By Chet Yarbrough
By Marcus Aurelius
Narrated by Duncan Steen
MARCUS AURELIEUS (121 AD-180 AD, EMPEROR OF ROME FROM 161-180)
Marcus Aurelius has been called the last of the five good emperors of Rome. Edward Gibbon, the historian, went so far as to suggest that this is one of the best times in history for people to live. (Maybe, but Gibbon might be a little biased based on being male and white.)
PLATO, ATHENIAN PHILOSOPHER ( 428/427 or 424/423 – 348/347 BC)
Marcus Aurelius embodies the concept of the Philosopher King. Philosopher Kings are first described by Plato as the only totalitarian leader capable of ruling society. They would rule capably because of their wisdom and knowledge of the Good. “Meditations” suggests that Aurelius was the real deal.
In the modern world, Aurelius provides a bible for the leisure-class. However, one is not sure what the leisure class is in this era of doing rather than being.
Aurelius recognizes the ephemeral nature of life’s pleasures and chooses to write about and use Plato’s ideal forms to guide his rule.
The ideal forms are Plato’s essences of life, measures of the Good that in most people’s minds are only shadows in a cave.
Aurelius benefited from wealth and leisure by being in the lap of luxury while denying its seductive pleasures, His private education allowed him to study and understand the source of Plato’s shadows in the cave.
In the post industrial world the likelihood of a 21st century Philosopher King is inconceivable but “Meditations” does offer a wonderful guide to today’s leisure class. With time, education, and inclination, a human being can adopt Aurelius’ rules to live a life of joy and contentment.
A life of joy and contentment runs contrary human nature’s proclivities, the pursuit of money, power, and prestige, but the leisure class may have enough of each to stop climbing life’s ladder to despair.

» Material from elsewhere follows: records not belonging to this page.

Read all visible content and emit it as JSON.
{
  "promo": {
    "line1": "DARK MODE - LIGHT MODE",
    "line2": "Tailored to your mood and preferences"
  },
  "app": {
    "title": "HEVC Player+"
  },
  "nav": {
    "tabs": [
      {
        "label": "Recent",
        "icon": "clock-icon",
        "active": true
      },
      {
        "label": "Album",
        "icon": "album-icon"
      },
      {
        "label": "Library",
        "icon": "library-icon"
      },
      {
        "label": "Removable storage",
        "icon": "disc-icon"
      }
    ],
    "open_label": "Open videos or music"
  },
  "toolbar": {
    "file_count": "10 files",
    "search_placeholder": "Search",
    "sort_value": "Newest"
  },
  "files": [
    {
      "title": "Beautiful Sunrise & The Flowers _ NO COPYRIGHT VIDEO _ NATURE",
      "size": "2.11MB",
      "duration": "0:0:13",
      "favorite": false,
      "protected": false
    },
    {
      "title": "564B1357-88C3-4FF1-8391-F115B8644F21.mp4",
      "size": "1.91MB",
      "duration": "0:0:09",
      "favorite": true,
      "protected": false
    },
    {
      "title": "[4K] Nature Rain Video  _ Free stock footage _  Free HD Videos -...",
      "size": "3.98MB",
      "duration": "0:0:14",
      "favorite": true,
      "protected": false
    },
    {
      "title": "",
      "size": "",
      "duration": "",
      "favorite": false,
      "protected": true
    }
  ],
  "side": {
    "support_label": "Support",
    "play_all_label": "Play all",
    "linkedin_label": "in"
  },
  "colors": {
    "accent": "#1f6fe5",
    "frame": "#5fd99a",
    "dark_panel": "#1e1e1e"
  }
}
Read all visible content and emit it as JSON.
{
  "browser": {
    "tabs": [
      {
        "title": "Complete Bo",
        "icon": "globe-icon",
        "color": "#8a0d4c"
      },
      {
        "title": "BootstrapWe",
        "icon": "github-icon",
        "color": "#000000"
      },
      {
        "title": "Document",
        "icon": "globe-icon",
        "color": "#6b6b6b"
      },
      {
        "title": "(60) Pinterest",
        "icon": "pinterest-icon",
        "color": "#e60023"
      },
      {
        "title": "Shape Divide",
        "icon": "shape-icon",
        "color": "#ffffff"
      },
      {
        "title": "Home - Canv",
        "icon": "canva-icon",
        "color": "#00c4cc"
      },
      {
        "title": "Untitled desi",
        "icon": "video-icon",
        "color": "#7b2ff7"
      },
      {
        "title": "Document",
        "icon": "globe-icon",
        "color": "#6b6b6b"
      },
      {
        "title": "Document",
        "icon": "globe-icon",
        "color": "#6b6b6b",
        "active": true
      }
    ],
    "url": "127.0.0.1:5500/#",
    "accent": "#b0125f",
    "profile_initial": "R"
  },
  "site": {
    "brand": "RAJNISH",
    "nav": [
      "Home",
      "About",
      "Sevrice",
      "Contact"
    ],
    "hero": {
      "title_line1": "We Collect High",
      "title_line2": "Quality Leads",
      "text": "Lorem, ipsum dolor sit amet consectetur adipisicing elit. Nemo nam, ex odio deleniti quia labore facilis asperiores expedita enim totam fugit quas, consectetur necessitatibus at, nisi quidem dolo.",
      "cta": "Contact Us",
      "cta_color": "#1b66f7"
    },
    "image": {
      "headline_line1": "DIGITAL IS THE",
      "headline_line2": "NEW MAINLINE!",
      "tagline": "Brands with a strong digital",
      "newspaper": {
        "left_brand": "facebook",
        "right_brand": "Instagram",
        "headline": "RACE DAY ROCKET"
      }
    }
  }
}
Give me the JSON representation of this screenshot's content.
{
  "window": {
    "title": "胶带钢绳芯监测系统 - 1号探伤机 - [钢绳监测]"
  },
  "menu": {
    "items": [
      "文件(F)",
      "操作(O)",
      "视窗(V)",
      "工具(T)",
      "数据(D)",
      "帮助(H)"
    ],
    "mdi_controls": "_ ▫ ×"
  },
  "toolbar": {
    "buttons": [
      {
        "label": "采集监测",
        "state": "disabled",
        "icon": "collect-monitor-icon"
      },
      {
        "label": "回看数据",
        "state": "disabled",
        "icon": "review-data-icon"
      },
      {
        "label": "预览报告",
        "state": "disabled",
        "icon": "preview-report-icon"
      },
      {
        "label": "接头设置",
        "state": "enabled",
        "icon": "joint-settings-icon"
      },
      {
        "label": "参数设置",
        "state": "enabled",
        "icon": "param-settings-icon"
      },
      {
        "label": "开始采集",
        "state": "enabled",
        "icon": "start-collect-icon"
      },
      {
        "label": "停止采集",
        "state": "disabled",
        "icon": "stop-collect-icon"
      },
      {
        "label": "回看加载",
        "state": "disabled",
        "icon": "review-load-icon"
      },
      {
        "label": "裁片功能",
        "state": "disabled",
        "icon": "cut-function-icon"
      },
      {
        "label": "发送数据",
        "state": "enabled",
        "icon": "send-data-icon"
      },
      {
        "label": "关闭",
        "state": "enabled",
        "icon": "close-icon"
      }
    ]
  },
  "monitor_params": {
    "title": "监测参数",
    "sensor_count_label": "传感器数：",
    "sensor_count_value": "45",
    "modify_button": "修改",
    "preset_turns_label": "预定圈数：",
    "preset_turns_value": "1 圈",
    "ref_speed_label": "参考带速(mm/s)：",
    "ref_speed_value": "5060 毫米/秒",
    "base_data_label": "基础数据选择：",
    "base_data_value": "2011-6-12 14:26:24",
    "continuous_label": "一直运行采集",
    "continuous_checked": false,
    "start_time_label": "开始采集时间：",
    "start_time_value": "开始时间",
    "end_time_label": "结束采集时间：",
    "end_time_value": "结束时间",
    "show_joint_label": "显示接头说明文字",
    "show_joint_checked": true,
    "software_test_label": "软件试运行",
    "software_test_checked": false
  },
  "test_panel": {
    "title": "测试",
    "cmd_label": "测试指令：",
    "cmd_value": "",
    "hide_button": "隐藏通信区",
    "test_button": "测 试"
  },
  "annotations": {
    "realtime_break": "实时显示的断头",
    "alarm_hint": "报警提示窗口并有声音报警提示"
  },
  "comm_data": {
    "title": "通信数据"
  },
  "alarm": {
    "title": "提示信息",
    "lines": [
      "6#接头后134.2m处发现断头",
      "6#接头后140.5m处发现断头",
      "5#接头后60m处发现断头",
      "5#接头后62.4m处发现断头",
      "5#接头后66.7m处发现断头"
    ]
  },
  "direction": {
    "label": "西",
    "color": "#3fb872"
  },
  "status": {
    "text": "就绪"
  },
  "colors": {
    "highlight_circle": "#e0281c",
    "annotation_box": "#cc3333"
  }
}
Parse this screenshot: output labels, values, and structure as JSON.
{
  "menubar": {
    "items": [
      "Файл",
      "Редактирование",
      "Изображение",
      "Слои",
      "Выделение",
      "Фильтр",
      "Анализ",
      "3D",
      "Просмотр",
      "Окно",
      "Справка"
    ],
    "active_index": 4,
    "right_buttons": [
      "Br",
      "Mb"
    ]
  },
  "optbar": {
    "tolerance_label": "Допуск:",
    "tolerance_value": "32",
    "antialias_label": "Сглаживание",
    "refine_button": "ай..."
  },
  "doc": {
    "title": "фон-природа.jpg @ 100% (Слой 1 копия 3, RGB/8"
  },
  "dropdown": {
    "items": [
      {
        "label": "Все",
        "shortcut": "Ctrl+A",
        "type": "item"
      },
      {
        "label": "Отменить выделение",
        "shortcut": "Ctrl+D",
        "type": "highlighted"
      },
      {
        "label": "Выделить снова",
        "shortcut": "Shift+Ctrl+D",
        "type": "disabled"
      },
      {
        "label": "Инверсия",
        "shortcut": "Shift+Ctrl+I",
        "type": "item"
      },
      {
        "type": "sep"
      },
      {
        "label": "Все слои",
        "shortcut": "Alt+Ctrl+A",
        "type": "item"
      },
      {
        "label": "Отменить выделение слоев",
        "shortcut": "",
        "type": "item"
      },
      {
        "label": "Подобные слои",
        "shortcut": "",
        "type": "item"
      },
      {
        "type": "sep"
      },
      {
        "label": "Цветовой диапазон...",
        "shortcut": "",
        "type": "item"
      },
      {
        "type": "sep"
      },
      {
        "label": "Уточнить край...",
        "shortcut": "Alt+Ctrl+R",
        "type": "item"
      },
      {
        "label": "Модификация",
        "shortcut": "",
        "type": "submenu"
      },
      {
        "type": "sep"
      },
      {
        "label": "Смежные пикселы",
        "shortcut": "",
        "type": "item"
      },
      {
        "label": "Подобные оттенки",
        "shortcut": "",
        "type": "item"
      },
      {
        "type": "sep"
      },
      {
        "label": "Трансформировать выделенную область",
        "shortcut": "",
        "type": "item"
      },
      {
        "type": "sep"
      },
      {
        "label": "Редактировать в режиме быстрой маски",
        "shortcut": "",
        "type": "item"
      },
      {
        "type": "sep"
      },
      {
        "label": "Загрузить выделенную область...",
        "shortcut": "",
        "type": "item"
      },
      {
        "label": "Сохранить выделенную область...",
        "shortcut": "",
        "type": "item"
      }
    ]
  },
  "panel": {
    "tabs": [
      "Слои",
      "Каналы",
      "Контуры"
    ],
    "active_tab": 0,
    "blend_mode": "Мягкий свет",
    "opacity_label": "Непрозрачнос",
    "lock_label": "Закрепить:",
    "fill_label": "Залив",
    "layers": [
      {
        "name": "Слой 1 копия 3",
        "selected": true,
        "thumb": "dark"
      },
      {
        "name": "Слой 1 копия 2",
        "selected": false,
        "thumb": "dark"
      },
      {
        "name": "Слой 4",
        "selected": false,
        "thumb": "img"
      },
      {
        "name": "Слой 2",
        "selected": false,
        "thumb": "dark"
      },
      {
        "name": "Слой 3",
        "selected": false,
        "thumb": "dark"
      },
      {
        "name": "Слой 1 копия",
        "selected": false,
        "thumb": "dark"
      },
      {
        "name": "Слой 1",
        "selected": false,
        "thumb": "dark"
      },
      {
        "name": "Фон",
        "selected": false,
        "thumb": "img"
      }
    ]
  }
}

Aurelius lives in the post Christian era (121-180 AD) and writes with some confusion about belief in gods or God but seems to believe in pre-ordination and humankind’s necessary acceptance of a lot in life.
Aurelius forsakes despair and honors acceptance of doing the best one can do in a short human life. Aurelius does not seek money, power, or prestige but accepts responsibility and lets actions define his life. He believes every person has a social responsibility and that to remove oneself from social interaction is a betrayal of living a good life.
There are many “pearls of wisdom” in Marcus Aurelius’s “Meditations”. If a listener is at a position in his or her life that allows meditation, this is a good place to start.